■ WORK TO COMPLETE:
Based on the entries below, how many lines contain the word "data"? Respond with only the number.

━━ ENTRIES PROVIDED ━━

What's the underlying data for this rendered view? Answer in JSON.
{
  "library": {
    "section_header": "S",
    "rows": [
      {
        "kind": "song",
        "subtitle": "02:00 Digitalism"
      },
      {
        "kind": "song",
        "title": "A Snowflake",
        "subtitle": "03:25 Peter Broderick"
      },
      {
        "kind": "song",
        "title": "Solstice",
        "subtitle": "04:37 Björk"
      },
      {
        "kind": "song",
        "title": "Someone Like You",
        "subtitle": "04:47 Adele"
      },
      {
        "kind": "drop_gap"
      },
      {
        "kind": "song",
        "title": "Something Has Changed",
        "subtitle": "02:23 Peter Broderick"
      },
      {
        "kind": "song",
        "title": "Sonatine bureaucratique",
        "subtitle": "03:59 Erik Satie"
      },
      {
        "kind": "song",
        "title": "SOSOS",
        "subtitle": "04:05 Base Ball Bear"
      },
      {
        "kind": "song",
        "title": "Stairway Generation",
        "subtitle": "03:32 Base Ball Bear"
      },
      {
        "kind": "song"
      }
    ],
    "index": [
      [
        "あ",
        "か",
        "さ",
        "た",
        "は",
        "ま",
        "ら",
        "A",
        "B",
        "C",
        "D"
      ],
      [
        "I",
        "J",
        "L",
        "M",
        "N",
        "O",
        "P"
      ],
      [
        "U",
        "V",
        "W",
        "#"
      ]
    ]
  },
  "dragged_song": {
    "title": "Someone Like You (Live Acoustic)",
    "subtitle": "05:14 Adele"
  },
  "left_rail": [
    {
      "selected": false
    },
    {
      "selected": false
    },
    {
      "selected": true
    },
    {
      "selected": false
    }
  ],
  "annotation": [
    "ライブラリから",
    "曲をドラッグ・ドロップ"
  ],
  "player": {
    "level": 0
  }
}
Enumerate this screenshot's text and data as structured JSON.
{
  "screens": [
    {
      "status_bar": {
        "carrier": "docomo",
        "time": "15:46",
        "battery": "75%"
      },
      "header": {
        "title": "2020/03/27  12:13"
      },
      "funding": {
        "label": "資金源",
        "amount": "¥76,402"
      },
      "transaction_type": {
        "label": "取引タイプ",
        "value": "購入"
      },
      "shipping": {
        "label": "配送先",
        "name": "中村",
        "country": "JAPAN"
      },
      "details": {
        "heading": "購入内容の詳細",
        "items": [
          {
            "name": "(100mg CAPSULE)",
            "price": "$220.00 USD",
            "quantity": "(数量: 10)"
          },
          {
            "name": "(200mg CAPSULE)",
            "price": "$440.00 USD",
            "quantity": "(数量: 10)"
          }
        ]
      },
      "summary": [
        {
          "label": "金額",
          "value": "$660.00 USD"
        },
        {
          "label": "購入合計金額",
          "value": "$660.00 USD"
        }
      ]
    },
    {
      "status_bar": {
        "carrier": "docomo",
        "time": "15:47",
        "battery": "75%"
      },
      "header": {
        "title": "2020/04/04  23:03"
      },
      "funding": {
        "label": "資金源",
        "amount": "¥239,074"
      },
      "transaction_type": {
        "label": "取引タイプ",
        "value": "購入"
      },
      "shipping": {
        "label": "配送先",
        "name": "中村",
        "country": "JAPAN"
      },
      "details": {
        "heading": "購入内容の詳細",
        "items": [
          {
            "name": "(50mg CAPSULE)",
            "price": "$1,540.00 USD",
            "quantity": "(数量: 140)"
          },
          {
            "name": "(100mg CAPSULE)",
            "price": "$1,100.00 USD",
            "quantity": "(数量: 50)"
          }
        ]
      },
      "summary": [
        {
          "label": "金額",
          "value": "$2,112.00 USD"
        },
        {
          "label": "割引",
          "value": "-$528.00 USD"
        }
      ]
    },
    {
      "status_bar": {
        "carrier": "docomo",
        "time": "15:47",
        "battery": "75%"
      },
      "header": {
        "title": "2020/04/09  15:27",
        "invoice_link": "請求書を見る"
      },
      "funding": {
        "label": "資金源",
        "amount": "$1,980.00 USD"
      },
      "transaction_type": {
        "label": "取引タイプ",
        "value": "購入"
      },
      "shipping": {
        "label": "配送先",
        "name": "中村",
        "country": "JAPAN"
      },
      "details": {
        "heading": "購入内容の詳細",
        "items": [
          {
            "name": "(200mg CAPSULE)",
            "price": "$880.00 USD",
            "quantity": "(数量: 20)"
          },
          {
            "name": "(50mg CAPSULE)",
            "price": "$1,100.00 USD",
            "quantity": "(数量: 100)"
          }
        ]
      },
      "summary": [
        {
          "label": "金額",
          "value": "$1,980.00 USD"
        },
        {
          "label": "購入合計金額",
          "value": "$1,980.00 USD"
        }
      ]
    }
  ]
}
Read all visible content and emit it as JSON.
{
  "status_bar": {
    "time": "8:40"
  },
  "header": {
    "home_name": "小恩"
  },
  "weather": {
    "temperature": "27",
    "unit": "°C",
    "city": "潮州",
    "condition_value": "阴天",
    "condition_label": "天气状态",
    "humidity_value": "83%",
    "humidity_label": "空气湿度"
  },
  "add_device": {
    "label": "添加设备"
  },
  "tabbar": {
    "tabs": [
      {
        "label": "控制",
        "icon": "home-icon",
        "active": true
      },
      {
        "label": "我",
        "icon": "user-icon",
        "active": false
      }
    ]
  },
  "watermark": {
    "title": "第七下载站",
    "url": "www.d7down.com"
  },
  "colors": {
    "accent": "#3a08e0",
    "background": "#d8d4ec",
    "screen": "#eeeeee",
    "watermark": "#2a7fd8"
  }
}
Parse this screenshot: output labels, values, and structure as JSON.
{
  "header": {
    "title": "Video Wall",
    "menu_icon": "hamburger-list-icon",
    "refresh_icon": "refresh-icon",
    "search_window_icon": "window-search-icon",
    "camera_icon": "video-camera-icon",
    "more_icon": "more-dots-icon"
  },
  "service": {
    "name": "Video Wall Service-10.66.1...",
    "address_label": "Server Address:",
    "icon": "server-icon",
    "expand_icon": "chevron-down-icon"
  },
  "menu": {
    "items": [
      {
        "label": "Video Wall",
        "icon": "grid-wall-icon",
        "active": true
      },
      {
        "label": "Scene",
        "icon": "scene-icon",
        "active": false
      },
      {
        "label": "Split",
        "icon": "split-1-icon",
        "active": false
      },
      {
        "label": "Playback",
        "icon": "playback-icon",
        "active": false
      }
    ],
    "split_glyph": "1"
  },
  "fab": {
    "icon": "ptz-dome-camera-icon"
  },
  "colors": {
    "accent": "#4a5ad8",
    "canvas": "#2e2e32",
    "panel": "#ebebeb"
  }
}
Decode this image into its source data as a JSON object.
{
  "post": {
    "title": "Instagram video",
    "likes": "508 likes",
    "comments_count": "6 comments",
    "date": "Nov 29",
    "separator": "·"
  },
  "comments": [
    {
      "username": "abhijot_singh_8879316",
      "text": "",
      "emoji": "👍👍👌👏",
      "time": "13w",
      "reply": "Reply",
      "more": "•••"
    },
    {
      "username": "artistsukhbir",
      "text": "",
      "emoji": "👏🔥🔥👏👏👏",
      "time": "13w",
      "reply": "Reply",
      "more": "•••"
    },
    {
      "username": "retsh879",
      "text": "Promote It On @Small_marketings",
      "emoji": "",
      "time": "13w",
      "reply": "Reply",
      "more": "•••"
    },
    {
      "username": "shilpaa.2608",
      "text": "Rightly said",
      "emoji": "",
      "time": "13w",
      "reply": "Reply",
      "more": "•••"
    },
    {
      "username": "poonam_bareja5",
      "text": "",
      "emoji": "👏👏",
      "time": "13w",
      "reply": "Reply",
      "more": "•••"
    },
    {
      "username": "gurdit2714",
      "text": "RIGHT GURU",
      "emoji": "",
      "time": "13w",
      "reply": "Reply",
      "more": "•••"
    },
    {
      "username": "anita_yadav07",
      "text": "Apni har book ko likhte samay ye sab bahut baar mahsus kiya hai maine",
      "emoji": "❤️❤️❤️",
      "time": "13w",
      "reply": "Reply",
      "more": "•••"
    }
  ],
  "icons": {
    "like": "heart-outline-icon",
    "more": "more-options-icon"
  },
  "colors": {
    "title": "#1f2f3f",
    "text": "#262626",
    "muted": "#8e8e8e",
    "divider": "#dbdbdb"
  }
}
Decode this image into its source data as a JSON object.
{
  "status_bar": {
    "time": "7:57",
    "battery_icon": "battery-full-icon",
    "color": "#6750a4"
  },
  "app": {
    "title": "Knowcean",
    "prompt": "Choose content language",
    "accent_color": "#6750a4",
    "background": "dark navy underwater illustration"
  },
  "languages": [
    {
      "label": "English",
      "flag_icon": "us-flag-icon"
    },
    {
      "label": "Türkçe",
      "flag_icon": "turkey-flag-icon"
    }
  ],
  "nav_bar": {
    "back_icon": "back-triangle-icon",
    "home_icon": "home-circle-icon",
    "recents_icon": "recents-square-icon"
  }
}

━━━

■ ANSWER BELOW:
4